pay as much as $300 per year in additional state taxes to prevent
cuts (in state services), and more than half were willing to pay at
least $250 more in taxes to avoid cuts."
Looking specifically at what taxes should be increased, 65
percent of respondents favored increasing corporate taxes, while
only 27 percent favored increasing personal income taxes and 21
percent favored increasing gas taxes.
Responses differed according to political affiliation and
geographic location. Self-identified Democrats from metropolitan
Chicago generally favored more government spending, while
self-identified Republicans from central and southern Illinois were
much less inclined to any increases.
The Institute of Government and Public Affairs report offers
expert analyses on various issues, including health policy,
conservation policies and the "digital divide" separating black and
Hispanic residents from white residents.
U of I contributors were J. Fred Giertz, an economist, writing on
the state's pension shortfall; Madhu Khanna, a professor of
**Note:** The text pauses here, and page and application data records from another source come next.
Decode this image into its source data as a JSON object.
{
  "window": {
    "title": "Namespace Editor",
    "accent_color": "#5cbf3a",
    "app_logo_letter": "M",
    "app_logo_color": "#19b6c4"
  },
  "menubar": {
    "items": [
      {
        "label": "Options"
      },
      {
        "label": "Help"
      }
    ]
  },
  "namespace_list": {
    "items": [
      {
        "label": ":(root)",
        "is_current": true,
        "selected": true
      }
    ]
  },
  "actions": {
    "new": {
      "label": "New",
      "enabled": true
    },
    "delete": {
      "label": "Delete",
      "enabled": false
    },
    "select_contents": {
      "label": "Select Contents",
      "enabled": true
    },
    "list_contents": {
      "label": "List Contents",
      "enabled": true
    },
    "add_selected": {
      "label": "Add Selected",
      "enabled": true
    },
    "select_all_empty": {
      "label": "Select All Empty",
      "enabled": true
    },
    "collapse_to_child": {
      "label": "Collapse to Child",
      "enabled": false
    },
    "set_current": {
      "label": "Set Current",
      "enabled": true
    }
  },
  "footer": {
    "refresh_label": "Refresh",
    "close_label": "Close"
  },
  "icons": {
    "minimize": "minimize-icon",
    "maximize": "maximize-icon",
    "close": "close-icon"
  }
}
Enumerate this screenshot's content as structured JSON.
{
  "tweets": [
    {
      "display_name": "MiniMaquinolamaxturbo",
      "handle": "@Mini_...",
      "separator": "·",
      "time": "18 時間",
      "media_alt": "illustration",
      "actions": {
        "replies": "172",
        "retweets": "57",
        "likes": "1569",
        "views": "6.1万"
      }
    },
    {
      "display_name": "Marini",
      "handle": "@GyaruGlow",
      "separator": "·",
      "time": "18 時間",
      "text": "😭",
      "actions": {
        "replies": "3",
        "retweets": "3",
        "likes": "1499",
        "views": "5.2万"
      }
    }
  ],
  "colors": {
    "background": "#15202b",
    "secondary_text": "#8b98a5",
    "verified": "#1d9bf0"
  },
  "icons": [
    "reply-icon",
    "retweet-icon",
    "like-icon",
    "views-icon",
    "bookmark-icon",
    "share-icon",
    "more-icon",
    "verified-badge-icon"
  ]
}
agricultural and consumer economics, writing on cropland
conservation practices; Peter F. Mulhall, an adjunct professor in
community health, writing on after-school services; economist
Elizabeth T. Powers, writing on child care centers; and Robert F.
Rich, director of the Institute of Government and Public Affairs,
writing on health policy issues.
Herring contributed an essay on the growing disparity in computer
training and knowledge between black or Hispanic residents and white
residents. "We continue to train racial minorities for occupations
with decreasing labor demands at the same time that we do not
sufficiently prepare them for jobs that are opening up in sectors
that lack skilled workers, especially in the computing professions,"
report from the Institute of Government and Public Affairs can
be downloaded from
[To download Adobe Acrobat Reader for the PDF
file, click here.]
[News release from the
University of Illinois at Urbana-Champaign]